When the unibody Sorento first debuted in 2009, many a rumble was heard about the crossover's stiff ride – so much so that Kia upgraded the 'ute with Dual Flow Damper shocks in 2011. These units are still in use for 2014, and we found the ride to be on the firm side of comfortable, just as we prefer. Handling also benefits from the high-tech shocks, as the Sorento tracks well on long stretches of highway and, though nobody will mistake it for a sportscar, it even feels a wee bit sprightly when the going gets twisty, likely helped by its smaller-than-average footprint and manageable weight.
Those somewhat downsized dimensions are a key point when discussing the Sorento. Consider: Kia points to the Chevrolet Equinox, Ford Edge and Toyota RAV4 as the Sorento's main competitors. None of those crossovers are particularly large, and the Sorento's wheelbase is shorter than all but the RAV4's. Just as interestingly, now that Toyota has dropped the third-row option in its RAV4, the Sorento is the only one that offers seven-passenger seating. That could be an important point for families, but bear in mind that space inside will be at a premium. Think of the Sorento as something of an in-betweener nestling in the space just larger than compact but smaller than other seven-seat CUVs.
We're happy to report that Kia has upgraded the Sorento's four-wheel disc brakes for 2014. All four rotors now measure 11.9 inches in diameter, ventilated up front and solid at the rear. It's not that there was anything wrong with the previous brakes, but who's to argue with an eight-foot reduction in stopping distance from 62 miles per hour? We found the brakes perfectly adequate and noted a firm pedal feel.
Think of it as something just larger than compact but smaller than other seven-seat CUVs.
We didn't get a chance to sample the direct-injected four-cylinder engine, as all the test cars we drove were equipped with the 3.3-liter V6. Not that we're complaining – the new direct-injected engine is smooth, powerful and unobtrusive, and the six-speed automatic it's paired with executes nicely timed shifts. There's plenty of power from the V6 engine, and acceleration felt more than zippy enough, and while nobody is going to be disappointed with the six, we hope to get some seat time in a four-cylinder model soon before assuming the bigger engine is necessary.
Fuel mileage comes in at 18 city, 25 highway and 21 combined (18/24/20 with AWD) with the new V6 – a small improvement over the last model's 18/24 rating. We'd have expected a bit more, considering the lack of hydraulic power steering, the addition of direct injection and the notable weight loss. Opting for the standard four-cylinder engine improves matters with ratings of 20 city, 26 highway and 22 combined (19/24/21 with AWD). None of these figures is impressive, and they are all lower than competitors such as the Ford Edge (with 2.0-liter four-cylinder EcoBoost), Chevrolet Equinox (2.4-liter four-cylinder) and Toyota RAV4 (2.5-liter four-cylinder).

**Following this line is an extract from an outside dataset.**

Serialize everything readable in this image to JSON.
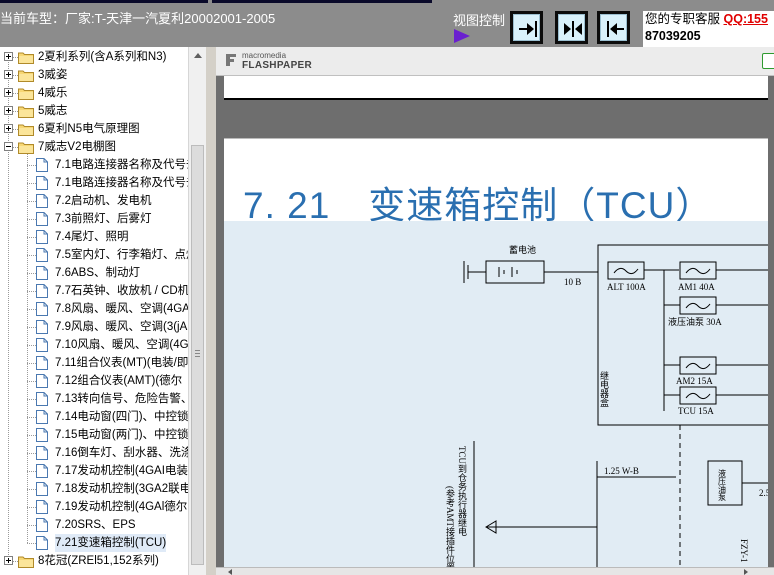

Base price for an LX model with front-wheel drive and the four-cylinder comes in at $24,100 (plus $850 for destination on all models) and adding all-wheel drive bumps that to $25,800. A fully loaded SX-L trim (new for 2014, with upgraded leather and a host of premium options) pushes the price all the way to $39,700 with all-wheel drive. That's dangerously close to starting with a four, in case you didn't notice. A mid-level EX with AWD, some convenience items and a third-row seat will settle somewhere near $34,000.
It's pretty attractive, and that really matters in this segment.
So, add it all up and what do you end up with? A capable, comfortable crossover that doesn't particularly stand out in any way, good or bad. It can get pretty pricey considering its size, but it counters that by offering three rows of seating, a powerful engine option and all the technology goodies you could possibly want. Plus, it's pretty attractive, and that really matters in this segment. Before setting out on your new-car-shopping adventure, though, take some time to consider your priorities. Do you really want a seven-passenger crossover, or would a minivan suit your needs more appropriately? If it turns out you are indeed a crossover kinda family, you'd be wise to consider the Sorento.